Data supplied section start

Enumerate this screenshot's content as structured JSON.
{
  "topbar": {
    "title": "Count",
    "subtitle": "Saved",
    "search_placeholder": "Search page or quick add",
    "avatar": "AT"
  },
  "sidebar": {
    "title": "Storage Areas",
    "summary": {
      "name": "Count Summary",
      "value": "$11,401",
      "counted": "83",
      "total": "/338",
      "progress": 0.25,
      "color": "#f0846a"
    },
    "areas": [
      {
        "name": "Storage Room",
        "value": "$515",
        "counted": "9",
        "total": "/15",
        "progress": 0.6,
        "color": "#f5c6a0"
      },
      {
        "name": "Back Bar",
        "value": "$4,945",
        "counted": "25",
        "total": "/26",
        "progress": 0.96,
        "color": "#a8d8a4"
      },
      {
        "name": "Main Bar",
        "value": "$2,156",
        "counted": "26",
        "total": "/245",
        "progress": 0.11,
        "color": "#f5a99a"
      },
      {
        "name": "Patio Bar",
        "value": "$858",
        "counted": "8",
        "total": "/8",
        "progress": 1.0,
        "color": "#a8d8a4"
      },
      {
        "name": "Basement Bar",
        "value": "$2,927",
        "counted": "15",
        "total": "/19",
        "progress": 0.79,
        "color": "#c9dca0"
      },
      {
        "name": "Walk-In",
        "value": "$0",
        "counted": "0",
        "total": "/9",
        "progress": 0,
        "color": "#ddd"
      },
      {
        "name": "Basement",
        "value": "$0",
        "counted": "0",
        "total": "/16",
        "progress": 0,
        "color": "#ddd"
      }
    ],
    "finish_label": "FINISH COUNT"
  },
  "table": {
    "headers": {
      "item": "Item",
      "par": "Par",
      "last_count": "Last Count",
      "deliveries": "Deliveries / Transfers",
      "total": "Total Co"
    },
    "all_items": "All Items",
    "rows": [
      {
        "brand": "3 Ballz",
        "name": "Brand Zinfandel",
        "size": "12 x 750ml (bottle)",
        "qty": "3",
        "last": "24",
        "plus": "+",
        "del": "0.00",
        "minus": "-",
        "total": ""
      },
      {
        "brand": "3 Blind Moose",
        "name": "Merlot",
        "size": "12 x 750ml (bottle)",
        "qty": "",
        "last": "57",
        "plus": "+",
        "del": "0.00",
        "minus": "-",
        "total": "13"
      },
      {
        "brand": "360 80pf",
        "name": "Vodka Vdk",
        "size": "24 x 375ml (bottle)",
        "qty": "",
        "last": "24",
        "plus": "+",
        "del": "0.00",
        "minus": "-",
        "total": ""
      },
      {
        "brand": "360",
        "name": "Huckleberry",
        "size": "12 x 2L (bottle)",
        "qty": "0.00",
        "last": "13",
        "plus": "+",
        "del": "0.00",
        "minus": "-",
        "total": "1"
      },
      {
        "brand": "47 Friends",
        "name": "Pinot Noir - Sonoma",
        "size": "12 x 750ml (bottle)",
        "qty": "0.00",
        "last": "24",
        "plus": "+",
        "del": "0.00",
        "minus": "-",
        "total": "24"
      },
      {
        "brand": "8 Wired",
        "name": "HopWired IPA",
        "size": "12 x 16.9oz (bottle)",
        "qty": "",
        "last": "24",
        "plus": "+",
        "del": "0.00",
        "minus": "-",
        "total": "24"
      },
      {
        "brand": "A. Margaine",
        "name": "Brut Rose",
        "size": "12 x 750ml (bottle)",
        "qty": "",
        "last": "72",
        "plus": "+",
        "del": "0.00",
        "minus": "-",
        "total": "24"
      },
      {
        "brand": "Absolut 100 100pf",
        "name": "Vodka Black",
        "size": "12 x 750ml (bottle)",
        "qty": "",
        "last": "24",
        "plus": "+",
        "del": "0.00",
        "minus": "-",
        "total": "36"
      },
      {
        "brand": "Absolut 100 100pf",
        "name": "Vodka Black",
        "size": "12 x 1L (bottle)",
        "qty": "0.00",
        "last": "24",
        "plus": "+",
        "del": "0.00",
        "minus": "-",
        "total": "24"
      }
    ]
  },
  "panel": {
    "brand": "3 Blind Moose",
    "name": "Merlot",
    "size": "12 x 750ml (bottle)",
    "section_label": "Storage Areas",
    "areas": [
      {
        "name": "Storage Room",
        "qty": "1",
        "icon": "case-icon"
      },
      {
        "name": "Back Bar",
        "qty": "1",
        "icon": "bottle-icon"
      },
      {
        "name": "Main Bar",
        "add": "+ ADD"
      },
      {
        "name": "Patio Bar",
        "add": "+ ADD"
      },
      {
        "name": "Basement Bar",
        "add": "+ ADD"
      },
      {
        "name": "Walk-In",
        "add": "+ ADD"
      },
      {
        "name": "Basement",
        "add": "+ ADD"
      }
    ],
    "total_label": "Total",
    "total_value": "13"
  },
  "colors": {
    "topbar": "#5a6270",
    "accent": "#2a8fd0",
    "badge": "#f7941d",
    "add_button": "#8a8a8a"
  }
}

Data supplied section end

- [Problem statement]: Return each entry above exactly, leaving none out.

- [Result of this exercise]:
Enumerate this screenshot's content as structured JSON.
{
  "topbar": {
    "title": "Count",
    "subtitle": "Saved",
    "search_placeholder": "Search page or quick add",
    "avatar": "AT"
  },
  "sidebar": {
    "title": "Storage Areas",
    "summary": {
      "name": "Count Summary",
      "value": "$11,401",
      "counted": "83",
      "total": "/338",
      "progress": 0.25,
      "color": "#f0846a"
    },
    "areas": [
      {
        "name": "Storage Room",
        "value": "$515",
        "counted": "9",
        "total": "/15",
        "progress": 0.6,
        "color": "#f5c6a0"
      },
      {
        "name": "Back Bar",
        "value": "$4,945",
        "counted": "25",
        "total": "/26",
        "progress": 0.96,
        "color": "#a8d8a4"
      },
      {
        "name": "Main Bar",
        "value": "$2,156",
        "counted": "26",
        "total": "/245",
        "progress": 0.11,
        "color": "#f5a99a"
      },
      {
        "name": "Patio Bar",
        "value": "$858",
        "counted": "8",
        "total": "/8",
        "progress": 1.0,
        "color": "#a8d8a4"
      },
      {
        "name": "Basement Bar",
        "value": "$2,927",
        "counted": "15",
        "total": "/19",
        "progress": 0.79,
        "color": "#c9dca0"
      },
      {
        "name": "Walk-In",
        "value": "$0",
        "counted": "0",
        "total": "/9",
        "progress": 0,
        "color": "#ddd"
      },
      {
        "name": "Basement",
        "value": "$0",
        "counted": "0",
        "total": "/16",
        "progress": 0,
        "color": "#ddd"
      }
    ],
    "finish_label": "FINISH COUNT"
  },
  "table": {
    "headers": {
      "item": "Item",
      "par": "Par",
      "last_count": "Last Count",
      "deliveries": "Deliveries / Transfers",
      "total": "Total Co"
    },
    "all_items": "All Items",
    "rows": [
      {
        "brand": "3 Ballz",
        "name": "Brand Zinfandel",
        "size": "12 x 750ml (bottle)",
        "qty": "3",
        "last": "24",
        "plus": "+",
        "del": "0.00",
        "minus": "-",
        "total": ""
      },
      {
        "brand": "3 Blind Moose",
        "name": "Merlot",
        "size": "12 x 750ml (bottle)",
        "qty": "",
        "last": "57",
        "plus": "+",
        "del": "0.00",
        "minus": "-",
        "total": "13"
      },
      {
        "brand": "360 80pf",
        "name": "Vodka Vdk",
        "size": "24 x 375ml (bottle)",
        "qty": "",
        "last": "24",
        "plus": "+",
        "del": "0.00",
        "minus": "-",
        "total": ""
      },
      {
        "brand": "360",
        "name": "Huckleberry",
        "size": "12 x 2L (bottle)",
        "qty": "0.00",
        "last": "13",
        "plus": "+",
        "del": "0.00",
        "minus": "-",
        "total": "1"
      },
      {
        "brand": "47 Friends",
        "name": "Pinot Noir - Sonoma",
        "size": "12 x 750ml (bottle)",
        "qty": "0.00",
        "last": "24",
        "plus": "+",
        "del": "0.00",
        "minus": "-",
        "total": "24"
      },
      {
        "brand": "8 Wired",
        "name": "HopWired IPA",
        "size": "12 x 16.9oz (bottle)",
        "qty": "",
        "last": "24",
        "plus": "+",
        "del": "0.00",
        "minus": "-",
        "total": "24"
      },
      {
        "brand": "A. Margaine",
        "name": "Brut Rose",
        "size": "12 x 750ml (bottle)",
        "qty": "",
        "last": "72",
        "plus": "+",
        "del": "0.00",
        "minus": "-",
        "total": "24"
      },
      {
        "brand": "Absolut 100 100pf",
        "name": "Vodka Black",
        "size": "12 x 750ml (bottle)",
        "qty": "",
        "last": "24",
        "plus": "+",
        "del": "0.00",
        "minus": "-",
        "total": "36"
      },
      {
        "brand": "Absolut 100 100pf",
        "name": "Vodka Black",
        "size": "12 x 1L (bottle)",
        "qty": "0.00",
        "last": "24",
        "plus": "+",
        "del": "0.00",
        "minus": "-",
        "total": "24"
      }
    ]
  },
  "panel": {
    "brand": "3 Blind Moose",
    "name": "Merlot",
    "size": "12 x 750ml (bottle)",
    "section_label": "Storage Areas",
    "areas": [
      {
        "name": "Storage Room",
        "qty": "1",
        "icon": "case-icon"
      },
      {
        "name": "Back Bar",
        "qty": "1",
        "icon": "bottle-icon"
      },
      {
        "name": "Main Bar",
        "add": "+ ADD"
      },
      {
        "name": "Patio Bar",
        "add": "+ ADD"
      },
      {
        "name": "Basement Bar",
        "add": "+ ADD"
      },
      {
        "name": "Walk-In",
        "add": "+ ADD"
      },
      {
        "name": "Basement",
        "add": "+ ADD"
      }
    ],
    "total_label": "Total",
    "total_value": "13"
  },
  "colors": {
    "topbar": "#5a6270",
    "accent": "#2a8fd0",
    "badge": "#f7941d",
    "add_button": "#8a8a8a"
  }
}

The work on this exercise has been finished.